─── Information given

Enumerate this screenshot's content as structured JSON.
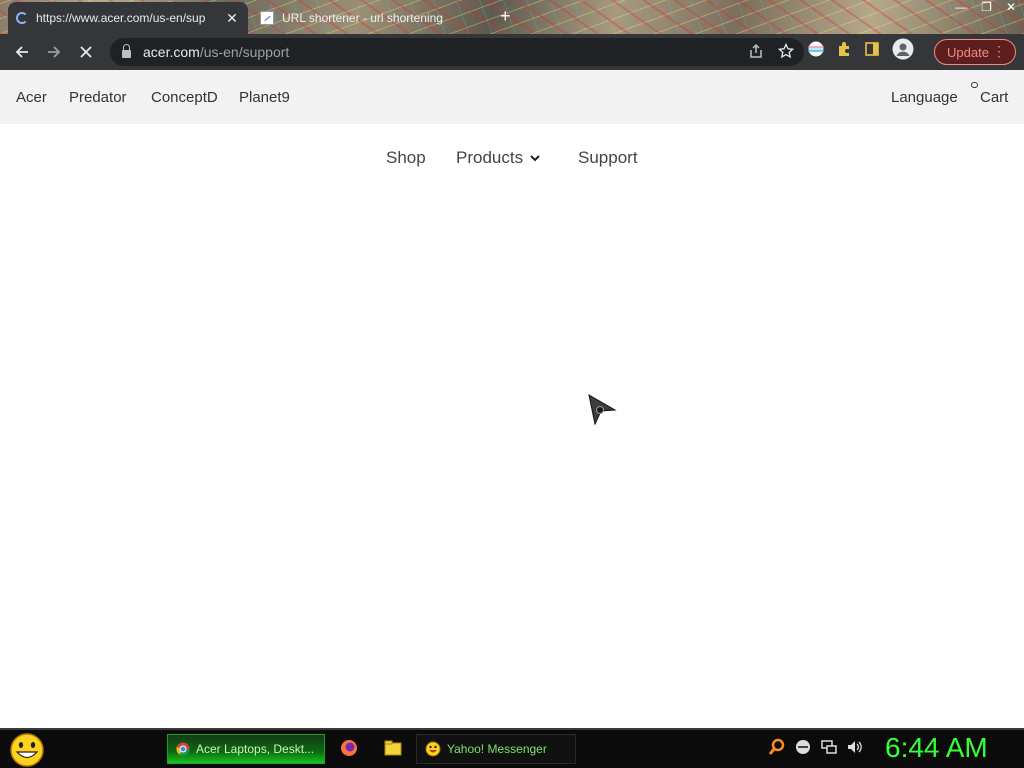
{
  "browser": {
    "tabs": [
      {
        "title": "https://www.acer.com/us-en/sup",
        "state": "loading",
        "active": true
      },
      {
        "title": "URL shortener - url shortening",
        "active": false
      }
    ],
    "address": {
      "domain": "acer.com",
      "path": "/us-en/support"
    },
    "update_label": "Update",
    "icons": [
      "back-icon",
      "forward-icon",
      "stop-icon",
      "share-icon",
      "bookmark-star-icon",
      "profile-flag-icon",
      "extensions-icon",
      "side-panel-icon",
      "account-icon",
      "menu-dots-icon"
    ]
  },
  "site": {
    "top_nav": {
      "items": [
        "Acer",
        "Predator",
        "ConceptD",
        "Planet9"
      ],
      "language": "Language",
      "cart": "Cart"
    },
    "main_nav": {
      "shop": "Shop",
      "products": "Products",
      "support": "Support"
    }
  },
  "taskbar": {
    "tasks": [
      {
        "label": "Acer Laptops, Deskt...",
        "icon": "chrome-icon",
        "active": true
      },
      {
        "label": "Yahoo! Messenger",
        "icon": "yahoo-messenger-icon",
        "active": false
      }
    ],
    "quick_launch": [
      "firefox-icon",
      "folder-icon"
    ],
    "tray_icons": [
      "search-icon",
      "network-icon",
      "display-icon",
      "volume-icon"
    ],
    "clock": "6:44 AM"
  },
  "colors": {
    "toolbar": "#35363a",
    "omnibox": "#202124",
    "update_accent": "#f28b82",
    "clock": "#35ff35",
    "top_nav_bg": "#f2f2f2"
  }
}
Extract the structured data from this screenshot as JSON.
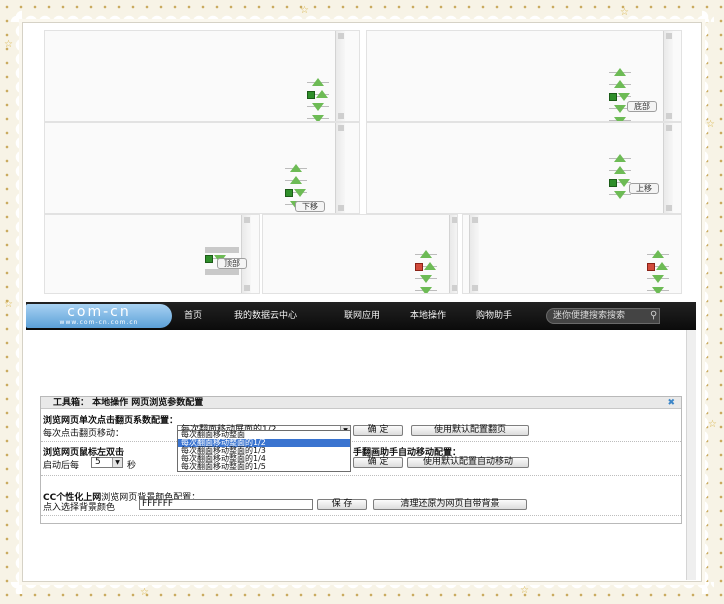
{
  "demo": {
    "tooltips": {
      "bottom": "底部",
      "down": "下移",
      "up": "上移",
      "top": "顶部"
    }
  },
  "site": {
    "logo": {
      "main": "com-cn",
      "sub": "www.com-cn.com.cn"
    },
    "nav": [
      "首页",
      "我的数据云中心",
      "联网应用",
      "本地操作",
      "购物助手"
    ],
    "search_placeholder": "迷你便捷搜索搜索"
  },
  "toolbox": {
    "header": "工具箱： 本地操作 网页浏览参数配置",
    "close": "✖",
    "section1": {
      "title": "浏览网页单次点击翻页系数配置：",
      "label": "每次点击翻页移动：",
      "selected": "每次翻面移动屏面的1/2",
      "confirm": "确 定",
      "default": "使用默认配置翻页",
      "options": [
        "每次翻面移动整面",
        "每次翻面移动整面的1/2",
        "每次翻面移动整面的1/3",
        "每次翻面移动整面的1/4",
        "每次翻面移动整面的1/5"
      ],
      "selected_index": 1
    },
    "section2": {
      "title_left": "浏览网页鼠标左双击",
      "title_right": "手翻画助手自动移动配置：",
      "label_prefix": "启动后每",
      "value": "5",
      "unit": "秒",
      "confirm": "确 定",
      "default": "使用默认配置自动移动"
    },
    "section3": {
      "title_bold": "CC个性化上网",
      "title_rest": "浏览网页背景颜色配置：",
      "label": "点入选择背景颜色",
      "value": "FFFFFF",
      "save": "保 存",
      "restore": "清理还原为网页自带背景"
    }
  },
  "colors": {
    "accent_green": "#6dbb55",
    "nav_bg": "#111111",
    "logo_blue": "#5ba0d8",
    "selection": "#3a74d0"
  }
}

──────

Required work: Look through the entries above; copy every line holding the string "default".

Answer:
      "default": "使用默认配置翻页",
      "default": "使用默认配置自动移动"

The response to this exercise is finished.